### Input material:
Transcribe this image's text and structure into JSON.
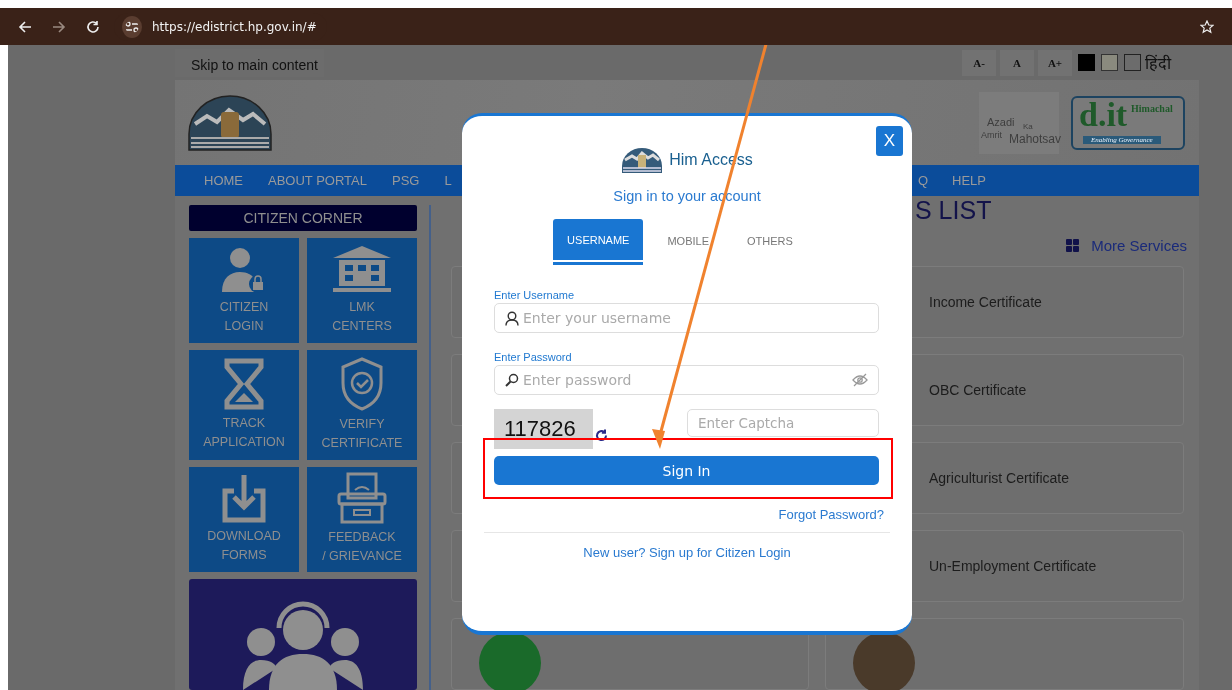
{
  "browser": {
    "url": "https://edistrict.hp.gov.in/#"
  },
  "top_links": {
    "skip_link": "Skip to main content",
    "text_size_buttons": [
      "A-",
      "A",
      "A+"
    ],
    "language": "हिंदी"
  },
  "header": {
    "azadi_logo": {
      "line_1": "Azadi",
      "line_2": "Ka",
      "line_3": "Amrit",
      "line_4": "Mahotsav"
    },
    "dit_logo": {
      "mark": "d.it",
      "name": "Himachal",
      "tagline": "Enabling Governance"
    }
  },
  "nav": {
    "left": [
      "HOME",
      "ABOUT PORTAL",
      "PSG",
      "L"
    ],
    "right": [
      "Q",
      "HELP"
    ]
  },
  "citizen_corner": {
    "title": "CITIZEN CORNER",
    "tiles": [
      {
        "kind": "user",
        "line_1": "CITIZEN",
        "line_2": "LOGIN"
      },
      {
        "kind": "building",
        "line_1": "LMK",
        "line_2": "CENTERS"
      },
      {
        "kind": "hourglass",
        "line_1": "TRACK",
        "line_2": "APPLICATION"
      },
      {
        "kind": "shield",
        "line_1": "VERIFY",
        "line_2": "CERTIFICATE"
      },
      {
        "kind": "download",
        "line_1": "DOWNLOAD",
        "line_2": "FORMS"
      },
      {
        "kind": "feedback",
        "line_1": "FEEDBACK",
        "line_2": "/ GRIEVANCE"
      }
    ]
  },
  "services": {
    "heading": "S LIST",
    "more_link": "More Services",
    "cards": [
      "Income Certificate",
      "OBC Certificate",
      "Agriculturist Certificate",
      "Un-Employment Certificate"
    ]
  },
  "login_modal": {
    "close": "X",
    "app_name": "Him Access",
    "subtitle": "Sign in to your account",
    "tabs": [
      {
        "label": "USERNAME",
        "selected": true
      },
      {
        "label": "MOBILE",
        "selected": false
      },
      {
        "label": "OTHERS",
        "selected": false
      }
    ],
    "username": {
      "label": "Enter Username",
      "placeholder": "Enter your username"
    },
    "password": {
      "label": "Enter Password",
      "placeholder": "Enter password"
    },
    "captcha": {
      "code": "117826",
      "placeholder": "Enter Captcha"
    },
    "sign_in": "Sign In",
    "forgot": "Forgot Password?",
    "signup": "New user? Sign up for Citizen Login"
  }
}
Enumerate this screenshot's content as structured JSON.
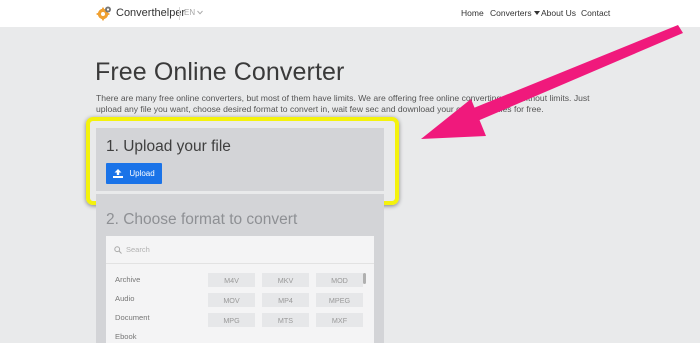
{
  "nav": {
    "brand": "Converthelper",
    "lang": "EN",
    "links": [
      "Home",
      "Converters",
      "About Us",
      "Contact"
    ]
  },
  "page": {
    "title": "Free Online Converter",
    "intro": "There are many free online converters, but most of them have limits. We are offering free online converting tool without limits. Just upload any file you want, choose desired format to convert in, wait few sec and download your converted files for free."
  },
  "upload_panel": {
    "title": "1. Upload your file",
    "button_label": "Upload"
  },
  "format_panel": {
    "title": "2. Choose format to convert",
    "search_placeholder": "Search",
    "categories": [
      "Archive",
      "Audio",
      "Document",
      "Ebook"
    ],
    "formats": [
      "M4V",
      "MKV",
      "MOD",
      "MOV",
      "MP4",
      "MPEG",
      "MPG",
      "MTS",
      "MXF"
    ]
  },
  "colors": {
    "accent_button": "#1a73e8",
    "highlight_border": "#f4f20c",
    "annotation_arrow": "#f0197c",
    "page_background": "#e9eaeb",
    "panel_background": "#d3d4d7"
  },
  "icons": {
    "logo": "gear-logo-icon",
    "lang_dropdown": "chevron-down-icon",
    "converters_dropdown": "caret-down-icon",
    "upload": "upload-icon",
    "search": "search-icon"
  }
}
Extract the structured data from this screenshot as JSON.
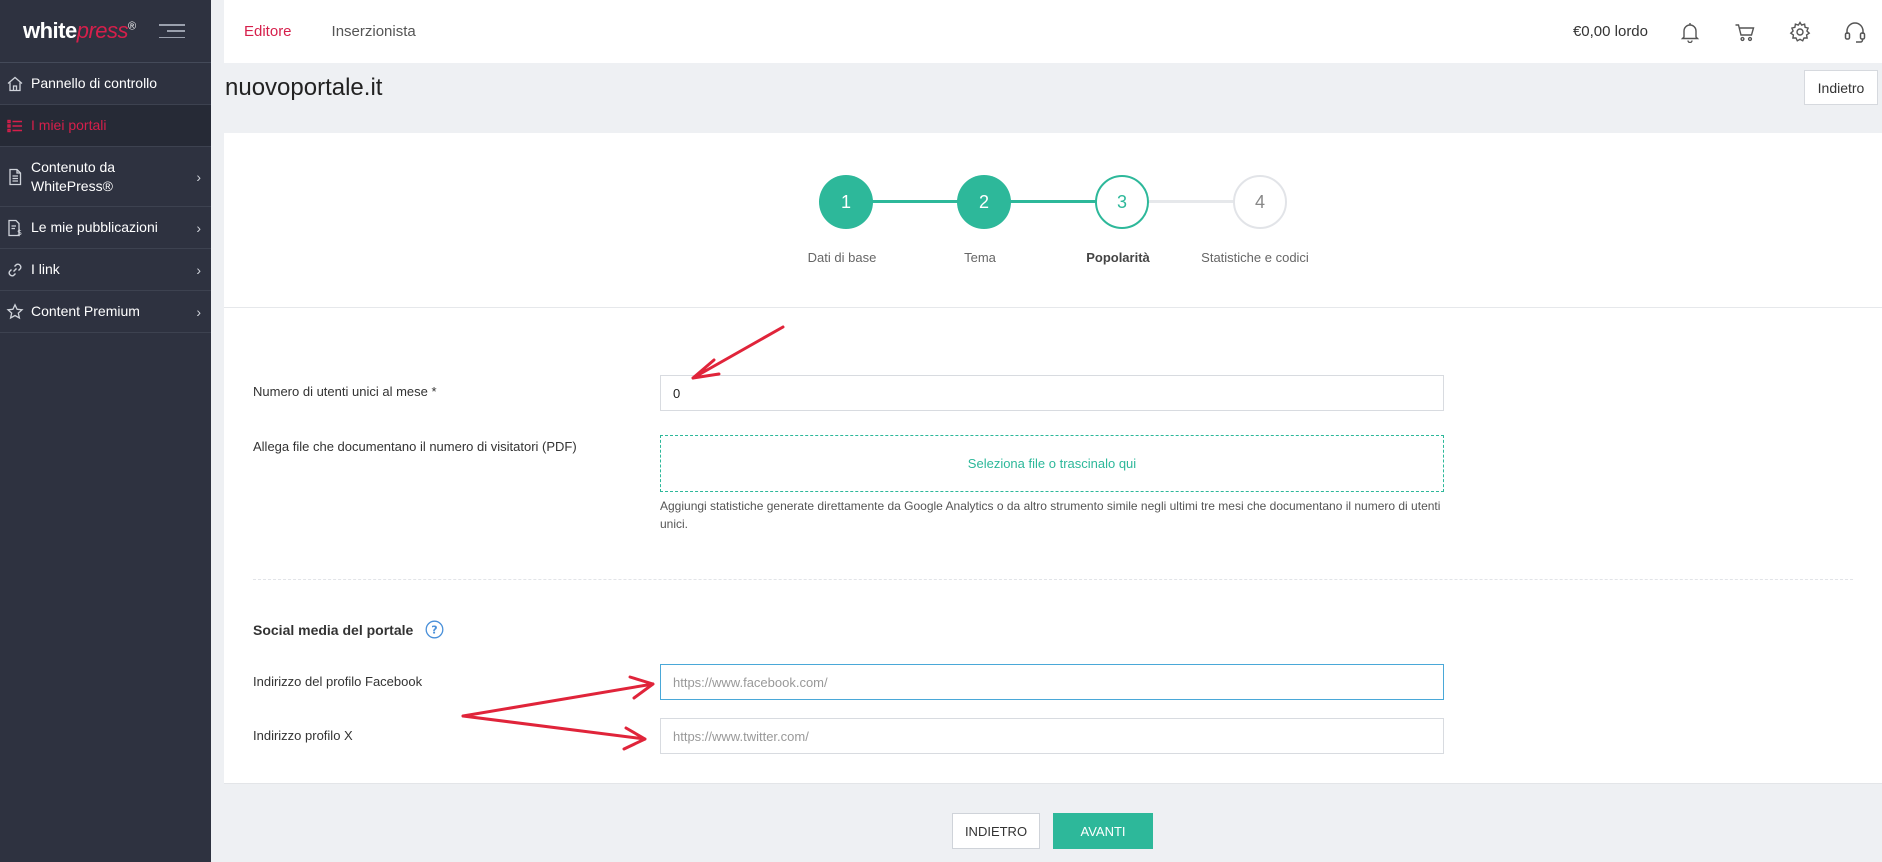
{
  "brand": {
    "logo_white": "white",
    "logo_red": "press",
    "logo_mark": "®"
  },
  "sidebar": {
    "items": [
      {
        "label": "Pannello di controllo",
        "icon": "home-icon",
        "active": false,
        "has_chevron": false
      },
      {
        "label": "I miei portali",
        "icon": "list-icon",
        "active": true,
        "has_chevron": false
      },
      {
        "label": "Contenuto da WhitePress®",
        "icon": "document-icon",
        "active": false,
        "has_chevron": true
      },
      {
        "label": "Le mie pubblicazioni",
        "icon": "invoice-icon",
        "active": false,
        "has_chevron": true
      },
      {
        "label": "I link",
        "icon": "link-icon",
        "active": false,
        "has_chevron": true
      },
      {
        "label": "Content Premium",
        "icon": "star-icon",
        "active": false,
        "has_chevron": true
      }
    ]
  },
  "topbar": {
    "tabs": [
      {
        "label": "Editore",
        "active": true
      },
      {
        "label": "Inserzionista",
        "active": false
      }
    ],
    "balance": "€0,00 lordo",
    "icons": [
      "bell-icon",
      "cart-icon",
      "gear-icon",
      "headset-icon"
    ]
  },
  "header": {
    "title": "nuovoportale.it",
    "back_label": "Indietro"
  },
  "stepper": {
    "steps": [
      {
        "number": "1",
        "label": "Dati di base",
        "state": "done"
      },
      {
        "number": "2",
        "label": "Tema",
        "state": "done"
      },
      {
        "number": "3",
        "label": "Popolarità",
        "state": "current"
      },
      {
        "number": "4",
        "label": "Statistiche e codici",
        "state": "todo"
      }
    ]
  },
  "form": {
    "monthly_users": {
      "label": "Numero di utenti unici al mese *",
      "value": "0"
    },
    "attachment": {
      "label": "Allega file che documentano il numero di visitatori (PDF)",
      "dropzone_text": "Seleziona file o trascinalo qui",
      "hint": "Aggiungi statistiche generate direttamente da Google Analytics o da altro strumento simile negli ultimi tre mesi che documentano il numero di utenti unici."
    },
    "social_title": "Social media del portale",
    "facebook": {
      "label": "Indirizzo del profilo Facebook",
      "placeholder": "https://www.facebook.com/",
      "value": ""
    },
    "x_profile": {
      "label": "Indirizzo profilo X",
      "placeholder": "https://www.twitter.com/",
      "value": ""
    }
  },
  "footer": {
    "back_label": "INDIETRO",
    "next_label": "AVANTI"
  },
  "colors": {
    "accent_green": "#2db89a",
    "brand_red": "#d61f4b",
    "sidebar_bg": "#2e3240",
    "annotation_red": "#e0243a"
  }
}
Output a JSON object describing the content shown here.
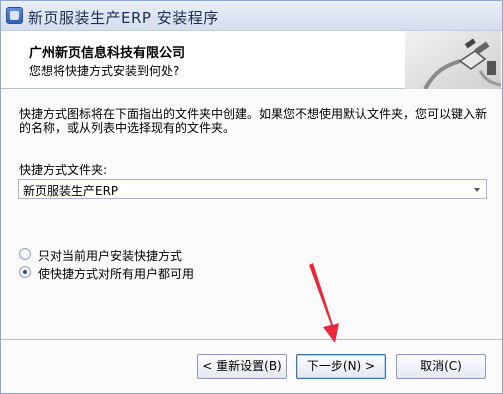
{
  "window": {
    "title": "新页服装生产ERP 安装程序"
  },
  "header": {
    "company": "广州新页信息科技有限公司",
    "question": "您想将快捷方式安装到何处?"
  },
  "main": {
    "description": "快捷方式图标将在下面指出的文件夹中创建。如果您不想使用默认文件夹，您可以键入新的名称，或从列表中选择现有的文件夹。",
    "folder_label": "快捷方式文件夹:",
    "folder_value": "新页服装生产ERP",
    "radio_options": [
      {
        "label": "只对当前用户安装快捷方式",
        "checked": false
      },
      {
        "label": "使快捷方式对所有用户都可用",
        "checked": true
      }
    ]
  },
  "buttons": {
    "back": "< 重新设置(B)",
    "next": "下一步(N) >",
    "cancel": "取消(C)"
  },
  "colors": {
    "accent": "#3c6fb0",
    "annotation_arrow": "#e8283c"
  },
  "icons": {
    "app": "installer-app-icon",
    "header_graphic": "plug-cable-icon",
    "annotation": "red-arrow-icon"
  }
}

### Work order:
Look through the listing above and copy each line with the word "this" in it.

### Worked solution:
Transcribe this image's text and structure into JSON.
Enumerate this screenshot's content as structured JSON.
Extract the structured data from this screenshot as JSON.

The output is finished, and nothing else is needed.